#### Material provided
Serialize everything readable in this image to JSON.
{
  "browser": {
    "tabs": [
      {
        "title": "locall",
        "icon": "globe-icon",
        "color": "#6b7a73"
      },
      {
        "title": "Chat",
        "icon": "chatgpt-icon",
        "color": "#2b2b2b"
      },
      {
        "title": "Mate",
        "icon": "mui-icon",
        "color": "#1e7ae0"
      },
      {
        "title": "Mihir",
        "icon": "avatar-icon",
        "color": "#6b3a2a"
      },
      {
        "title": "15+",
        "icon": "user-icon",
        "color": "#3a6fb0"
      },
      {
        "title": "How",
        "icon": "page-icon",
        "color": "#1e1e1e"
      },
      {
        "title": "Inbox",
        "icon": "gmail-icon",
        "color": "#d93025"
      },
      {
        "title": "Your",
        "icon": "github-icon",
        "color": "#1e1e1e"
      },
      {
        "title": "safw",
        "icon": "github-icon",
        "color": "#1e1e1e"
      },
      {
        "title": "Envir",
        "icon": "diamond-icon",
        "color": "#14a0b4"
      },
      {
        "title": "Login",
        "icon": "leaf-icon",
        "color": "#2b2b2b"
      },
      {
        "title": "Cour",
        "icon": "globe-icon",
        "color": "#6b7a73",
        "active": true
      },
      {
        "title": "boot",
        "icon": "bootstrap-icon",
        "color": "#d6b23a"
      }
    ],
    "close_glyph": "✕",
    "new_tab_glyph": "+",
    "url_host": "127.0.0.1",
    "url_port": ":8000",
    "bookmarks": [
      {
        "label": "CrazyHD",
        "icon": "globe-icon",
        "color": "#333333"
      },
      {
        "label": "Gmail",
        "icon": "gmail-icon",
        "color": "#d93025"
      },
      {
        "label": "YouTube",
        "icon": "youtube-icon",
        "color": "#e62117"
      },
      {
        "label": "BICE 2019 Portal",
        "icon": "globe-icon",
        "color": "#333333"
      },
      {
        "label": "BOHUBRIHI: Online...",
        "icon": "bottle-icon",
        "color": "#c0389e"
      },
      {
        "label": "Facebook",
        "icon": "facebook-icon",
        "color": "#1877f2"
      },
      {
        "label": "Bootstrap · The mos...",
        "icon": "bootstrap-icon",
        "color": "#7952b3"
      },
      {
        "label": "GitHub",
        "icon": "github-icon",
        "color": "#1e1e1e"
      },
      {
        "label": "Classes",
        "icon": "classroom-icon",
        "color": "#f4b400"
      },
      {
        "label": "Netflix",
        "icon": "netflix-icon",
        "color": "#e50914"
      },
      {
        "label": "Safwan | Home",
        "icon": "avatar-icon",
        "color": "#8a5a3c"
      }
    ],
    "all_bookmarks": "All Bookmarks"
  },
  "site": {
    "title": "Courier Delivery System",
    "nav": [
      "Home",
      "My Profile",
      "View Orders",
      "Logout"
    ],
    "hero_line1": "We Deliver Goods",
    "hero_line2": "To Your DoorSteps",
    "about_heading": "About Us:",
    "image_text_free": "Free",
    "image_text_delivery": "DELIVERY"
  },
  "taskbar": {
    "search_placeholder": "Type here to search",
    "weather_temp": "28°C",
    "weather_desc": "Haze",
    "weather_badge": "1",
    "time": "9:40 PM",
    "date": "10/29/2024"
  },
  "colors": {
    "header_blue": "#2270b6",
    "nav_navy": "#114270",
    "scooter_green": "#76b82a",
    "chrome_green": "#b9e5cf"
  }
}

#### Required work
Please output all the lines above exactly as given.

#### Response area
Serialize everything readable in this image to JSON.
{
  "browser": {
    "tabs": [
      {
        "title": "locall",
        "icon": "globe-icon",
        "color": "#6b7a73"
      },
      {
        "title": "Chat",
        "icon": "chatgpt-icon",
        "color": "#2b2b2b"
      },
      {
        "title": "Mate",
        "icon": "mui-icon",
        "color": "#1e7ae0"
      },
      {
        "title": "Mihir",
        "icon": "avatar-icon",
        "color": "#6b3a2a"
      },
      {
        "title": "15+",
        "icon": "user-icon",
        "color": "#3a6fb0"
      },
      {
        "title": "How",
        "icon": "page-icon",
        "color": "#1e1e1e"
      },
      {
        "title": "Inbox",
        "icon": "gmail-icon",
        "color": "#d93025"
      },
      {
        "title": "Your",
        "icon": "github-icon",
        "color": "#1e1e1e"
      },
      {
        "title": "safw",
        "icon": "github-icon",
        "color": "#1e1e1e"
      },
      {
        "title": "Envir",
        "icon": "diamond-icon",
        "color": "#14a0b4"
      },
      {
        "title": "Login",
        "icon": "leaf-icon",
        "color": "#2b2b2b"
      },
      {
        "title": "Cour",
        "icon": "globe-icon",
        "color": "#6b7a73",
        "active": true
      },
      {
        "title": "boot",
        "icon": "bootstrap-icon",
        "color": "#d6b23a"
      }
    ],
    "close_glyph": "✕",
    "new_tab_glyph": "+",
    "url_host": "127.0.0.1",
    "url_port": ":8000",
    "bookmarks": [
      {
        "label": "CrazyHD",
        "icon": "globe-icon",
        "color": "#333333"
      },
      {
        "label": "Gmail",
        "icon": "gmail-icon",
        "color": "#d93025"
      },
      {
        "label": "YouTube",
        "icon": "youtube-icon",
        "color": "#e62117"
      },
      {
        "label": "BICE 2019 Portal",
        "icon": "globe-icon",
        "color": "#333333"
      },
      {
        "label": "BOHUBRIHI: Online...",
        "icon": "bottle-icon",
        "color": "#c0389e"
      },
      {
        "label": "Facebook",
        "icon": "facebook-icon",
        "color": "#1877f2"
      },
      {
        "label": "Bootstrap · The mos...",
        "icon": "bootstrap-icon",
        "color": "#7952b3"
      },
      {
        "label": "GitHub",
        "icon": "github-icon",
        "color": "#1e1e1e"
      },
      {
        "label": "Classes",
        "icon": "classroom-icon",
        "color": "#f4b400"
      },
      {
        "label": "Netflix",
        "icon": "netflix-icon",
        "color": "#e50914"
      },
      {
        "label": "Safwan | Home",
        "icon": "avatar-icon",
        "color": "#8a5a3c"
      }
    ],
    "all_bookmarks": "All Bookmarks"
  },
  "site": {
    "title": "Courier Delivery System",
    "nav": [
      "Home",
      "My Profile",
      "View Orders",
      "Logout"
    ],
    "hero_line1": "We Deliver Goods",
    "hero_line2": "To Your DoorSteps",
    "about_heading": "About Us:",
    "image_text_free": "Free",
    "image_text_delivery": "DELIVERY"
  },
  "taskbar": {
    "search_placeholder": "Type here to search",
    "weather_temp": "28°C",
    "weather_desc": "Haze",
    "weather_badge": "1",
    "time": "9:40 PM",
    "date": "10/29/2024"
  },
  "colors": {
    "header_blue": "#2270b6",
    "nav_navy": "#114270",
    "scooter_green": "#76b82a",
    "chrome_green": "#b9e5cf"
  }
}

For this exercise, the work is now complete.